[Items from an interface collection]
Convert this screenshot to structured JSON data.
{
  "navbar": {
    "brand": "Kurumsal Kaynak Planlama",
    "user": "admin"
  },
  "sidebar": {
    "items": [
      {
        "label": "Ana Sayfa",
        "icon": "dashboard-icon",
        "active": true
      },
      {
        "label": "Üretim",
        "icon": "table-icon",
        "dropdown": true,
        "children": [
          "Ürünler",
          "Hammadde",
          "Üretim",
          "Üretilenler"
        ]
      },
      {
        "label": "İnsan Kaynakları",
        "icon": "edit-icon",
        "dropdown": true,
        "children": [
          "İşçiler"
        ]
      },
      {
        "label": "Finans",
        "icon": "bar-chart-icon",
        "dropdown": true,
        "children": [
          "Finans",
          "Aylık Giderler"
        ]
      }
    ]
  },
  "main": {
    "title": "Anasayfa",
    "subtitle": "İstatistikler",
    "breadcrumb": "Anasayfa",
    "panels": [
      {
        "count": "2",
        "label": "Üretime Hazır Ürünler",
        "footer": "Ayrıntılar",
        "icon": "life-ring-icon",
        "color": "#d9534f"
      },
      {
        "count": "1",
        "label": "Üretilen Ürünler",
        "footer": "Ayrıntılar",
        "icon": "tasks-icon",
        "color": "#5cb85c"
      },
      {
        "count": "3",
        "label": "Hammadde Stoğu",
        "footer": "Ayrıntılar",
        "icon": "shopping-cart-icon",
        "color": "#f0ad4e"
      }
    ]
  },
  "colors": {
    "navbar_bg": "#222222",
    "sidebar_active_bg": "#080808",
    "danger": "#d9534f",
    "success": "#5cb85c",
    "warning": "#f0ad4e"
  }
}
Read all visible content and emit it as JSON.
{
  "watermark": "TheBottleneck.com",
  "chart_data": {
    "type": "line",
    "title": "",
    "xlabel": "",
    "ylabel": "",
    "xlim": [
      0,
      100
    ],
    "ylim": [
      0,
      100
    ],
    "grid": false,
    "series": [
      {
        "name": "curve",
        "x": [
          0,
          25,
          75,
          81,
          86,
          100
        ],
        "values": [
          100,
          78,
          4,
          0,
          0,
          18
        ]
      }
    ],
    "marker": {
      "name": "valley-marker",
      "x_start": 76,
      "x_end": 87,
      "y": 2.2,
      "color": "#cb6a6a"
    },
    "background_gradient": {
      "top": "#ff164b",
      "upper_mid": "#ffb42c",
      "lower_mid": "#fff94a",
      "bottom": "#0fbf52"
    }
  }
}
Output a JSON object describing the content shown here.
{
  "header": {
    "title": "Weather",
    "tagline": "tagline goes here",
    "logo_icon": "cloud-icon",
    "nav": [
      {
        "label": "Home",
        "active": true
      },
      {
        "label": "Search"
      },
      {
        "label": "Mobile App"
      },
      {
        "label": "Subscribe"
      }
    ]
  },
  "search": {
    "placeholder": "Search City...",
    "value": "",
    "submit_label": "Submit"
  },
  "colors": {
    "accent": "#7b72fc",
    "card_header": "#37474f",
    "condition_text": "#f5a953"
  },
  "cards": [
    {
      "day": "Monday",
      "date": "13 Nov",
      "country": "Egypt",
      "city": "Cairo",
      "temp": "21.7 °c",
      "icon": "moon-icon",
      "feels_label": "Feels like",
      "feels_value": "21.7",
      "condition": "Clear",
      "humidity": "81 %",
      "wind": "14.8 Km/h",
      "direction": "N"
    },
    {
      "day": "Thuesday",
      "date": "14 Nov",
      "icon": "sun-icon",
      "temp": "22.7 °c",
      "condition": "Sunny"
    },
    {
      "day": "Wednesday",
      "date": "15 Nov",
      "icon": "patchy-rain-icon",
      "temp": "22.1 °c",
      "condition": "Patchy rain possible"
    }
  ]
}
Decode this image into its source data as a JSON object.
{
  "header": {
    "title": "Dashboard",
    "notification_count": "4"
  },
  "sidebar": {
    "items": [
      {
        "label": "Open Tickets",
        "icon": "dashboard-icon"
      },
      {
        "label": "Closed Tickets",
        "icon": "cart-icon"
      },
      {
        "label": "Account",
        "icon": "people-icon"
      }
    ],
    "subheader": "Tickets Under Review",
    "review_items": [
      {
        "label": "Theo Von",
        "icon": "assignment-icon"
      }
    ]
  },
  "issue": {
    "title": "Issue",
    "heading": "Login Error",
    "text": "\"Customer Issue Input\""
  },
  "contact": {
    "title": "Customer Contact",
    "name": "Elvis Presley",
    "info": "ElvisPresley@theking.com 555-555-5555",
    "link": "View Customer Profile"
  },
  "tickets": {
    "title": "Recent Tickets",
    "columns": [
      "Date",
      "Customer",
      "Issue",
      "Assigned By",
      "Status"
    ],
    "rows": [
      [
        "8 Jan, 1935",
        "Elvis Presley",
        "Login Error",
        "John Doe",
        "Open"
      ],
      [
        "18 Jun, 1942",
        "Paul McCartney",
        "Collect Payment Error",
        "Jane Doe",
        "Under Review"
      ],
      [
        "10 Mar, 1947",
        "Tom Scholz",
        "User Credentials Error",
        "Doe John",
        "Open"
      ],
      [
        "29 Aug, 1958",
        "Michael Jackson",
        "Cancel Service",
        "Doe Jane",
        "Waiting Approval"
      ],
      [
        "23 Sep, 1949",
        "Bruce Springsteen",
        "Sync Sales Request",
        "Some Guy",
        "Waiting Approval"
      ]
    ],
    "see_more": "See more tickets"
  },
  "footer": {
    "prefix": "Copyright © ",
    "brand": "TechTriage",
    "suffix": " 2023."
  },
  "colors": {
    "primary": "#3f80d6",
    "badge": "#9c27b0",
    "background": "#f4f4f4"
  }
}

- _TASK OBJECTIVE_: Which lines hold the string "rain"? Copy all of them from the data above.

- _SOLUTION TO THIS EXERCISE_:
      "icon": "patchy-rain-icon",
      "condition": "Patchy rain possible"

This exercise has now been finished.